In April 2009, Zebinix obtained European approval as adjunctive therapy in adult patients with partial-onset seizures with or without secondary generalisation and is now marketed in Europe.

Epilepsy Foundation chair of professional advisory board Joseph Sirven said patients with partial-onset epilepsy often require adjunctive treatment to achieve better seizure control.

"Aptiom is an important new treatment option with a well-established safety profile for healthcare providers and people living with epilepsy," Sirven said.

The company said Aptiom has significantly reduced the frequency of epileptic seizures compared with a placebo in three Phase III randomised, double-blind, placebo-controlled, safety and efficacy trials in which over 1,400 participants with partial epilepsy were enrolled.

FDA’s Division of Neurology Products acting director Eric Bastings said some patients with epilepsy do not achieve satisfactory seizure control from existing treatments.

"It is important we continue to make new treatment options available to patients," Bastings said.

The company expects to launch Aptiom in the US pharmacies in the second quarter of 2014.
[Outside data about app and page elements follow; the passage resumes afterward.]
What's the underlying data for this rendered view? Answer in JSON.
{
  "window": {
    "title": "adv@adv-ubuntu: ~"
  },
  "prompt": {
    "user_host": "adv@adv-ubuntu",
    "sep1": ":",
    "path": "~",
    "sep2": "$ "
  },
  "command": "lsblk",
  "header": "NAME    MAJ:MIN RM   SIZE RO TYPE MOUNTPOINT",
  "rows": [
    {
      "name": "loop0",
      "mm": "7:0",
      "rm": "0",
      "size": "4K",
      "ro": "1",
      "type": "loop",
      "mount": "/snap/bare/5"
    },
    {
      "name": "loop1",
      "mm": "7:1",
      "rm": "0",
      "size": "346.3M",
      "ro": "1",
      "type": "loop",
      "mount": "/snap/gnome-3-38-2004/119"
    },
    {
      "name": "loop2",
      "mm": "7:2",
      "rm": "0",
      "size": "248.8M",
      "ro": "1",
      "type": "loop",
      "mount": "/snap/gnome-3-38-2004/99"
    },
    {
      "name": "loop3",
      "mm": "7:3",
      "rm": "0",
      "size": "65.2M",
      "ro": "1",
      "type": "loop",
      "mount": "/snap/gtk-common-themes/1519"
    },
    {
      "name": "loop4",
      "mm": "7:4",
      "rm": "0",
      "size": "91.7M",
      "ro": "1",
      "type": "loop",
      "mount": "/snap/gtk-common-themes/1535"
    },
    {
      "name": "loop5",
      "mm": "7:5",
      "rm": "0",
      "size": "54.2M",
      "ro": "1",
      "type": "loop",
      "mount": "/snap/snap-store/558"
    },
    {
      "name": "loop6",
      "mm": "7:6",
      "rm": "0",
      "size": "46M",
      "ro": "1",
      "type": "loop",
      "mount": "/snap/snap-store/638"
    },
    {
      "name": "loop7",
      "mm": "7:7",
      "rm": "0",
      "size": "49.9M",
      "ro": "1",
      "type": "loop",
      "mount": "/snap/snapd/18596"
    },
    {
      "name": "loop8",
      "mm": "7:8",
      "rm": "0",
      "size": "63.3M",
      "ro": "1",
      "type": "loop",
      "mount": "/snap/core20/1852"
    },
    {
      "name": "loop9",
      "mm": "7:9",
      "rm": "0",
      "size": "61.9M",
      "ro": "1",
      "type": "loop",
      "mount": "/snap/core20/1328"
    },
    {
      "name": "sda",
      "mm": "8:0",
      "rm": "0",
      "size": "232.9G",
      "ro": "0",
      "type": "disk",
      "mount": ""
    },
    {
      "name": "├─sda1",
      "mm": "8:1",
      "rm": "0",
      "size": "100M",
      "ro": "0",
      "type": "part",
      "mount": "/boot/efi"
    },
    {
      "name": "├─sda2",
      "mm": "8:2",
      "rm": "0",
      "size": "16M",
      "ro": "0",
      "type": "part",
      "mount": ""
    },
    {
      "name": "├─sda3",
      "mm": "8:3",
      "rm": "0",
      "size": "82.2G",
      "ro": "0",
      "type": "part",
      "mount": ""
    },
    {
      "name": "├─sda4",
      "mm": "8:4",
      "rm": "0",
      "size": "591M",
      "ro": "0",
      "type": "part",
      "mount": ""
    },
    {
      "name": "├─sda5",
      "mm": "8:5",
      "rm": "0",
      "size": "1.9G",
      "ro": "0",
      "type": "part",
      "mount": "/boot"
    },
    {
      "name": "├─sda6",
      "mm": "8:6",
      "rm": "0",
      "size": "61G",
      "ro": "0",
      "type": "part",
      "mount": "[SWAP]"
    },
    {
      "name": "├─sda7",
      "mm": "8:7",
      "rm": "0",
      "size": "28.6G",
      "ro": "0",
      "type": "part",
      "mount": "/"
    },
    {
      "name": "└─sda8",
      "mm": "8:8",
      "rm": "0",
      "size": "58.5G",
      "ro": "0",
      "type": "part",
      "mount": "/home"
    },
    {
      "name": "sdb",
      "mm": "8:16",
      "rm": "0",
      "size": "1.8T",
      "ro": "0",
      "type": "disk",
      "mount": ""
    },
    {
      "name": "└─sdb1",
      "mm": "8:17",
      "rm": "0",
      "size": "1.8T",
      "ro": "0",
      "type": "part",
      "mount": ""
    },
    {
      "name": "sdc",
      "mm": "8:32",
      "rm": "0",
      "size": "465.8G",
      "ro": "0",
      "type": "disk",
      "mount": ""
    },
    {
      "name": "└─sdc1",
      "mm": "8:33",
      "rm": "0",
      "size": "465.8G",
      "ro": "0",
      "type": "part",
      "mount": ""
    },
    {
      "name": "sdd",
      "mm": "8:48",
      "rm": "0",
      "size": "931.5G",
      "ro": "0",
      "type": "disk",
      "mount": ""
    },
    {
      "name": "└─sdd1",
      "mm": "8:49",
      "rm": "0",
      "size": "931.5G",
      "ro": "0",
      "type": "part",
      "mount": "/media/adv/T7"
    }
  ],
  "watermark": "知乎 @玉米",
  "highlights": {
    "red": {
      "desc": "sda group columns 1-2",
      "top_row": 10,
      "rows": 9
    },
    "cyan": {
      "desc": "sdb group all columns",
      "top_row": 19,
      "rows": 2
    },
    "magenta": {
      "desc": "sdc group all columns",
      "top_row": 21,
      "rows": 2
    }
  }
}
Eslicarbazepine acetate is also under development for the treatment of partial-onset seizures with or without secondary generalisation, epilepsy, postherpetic neuralgia, diabetic neuropathic pain, neuropathic pain and for childhood epilepsy.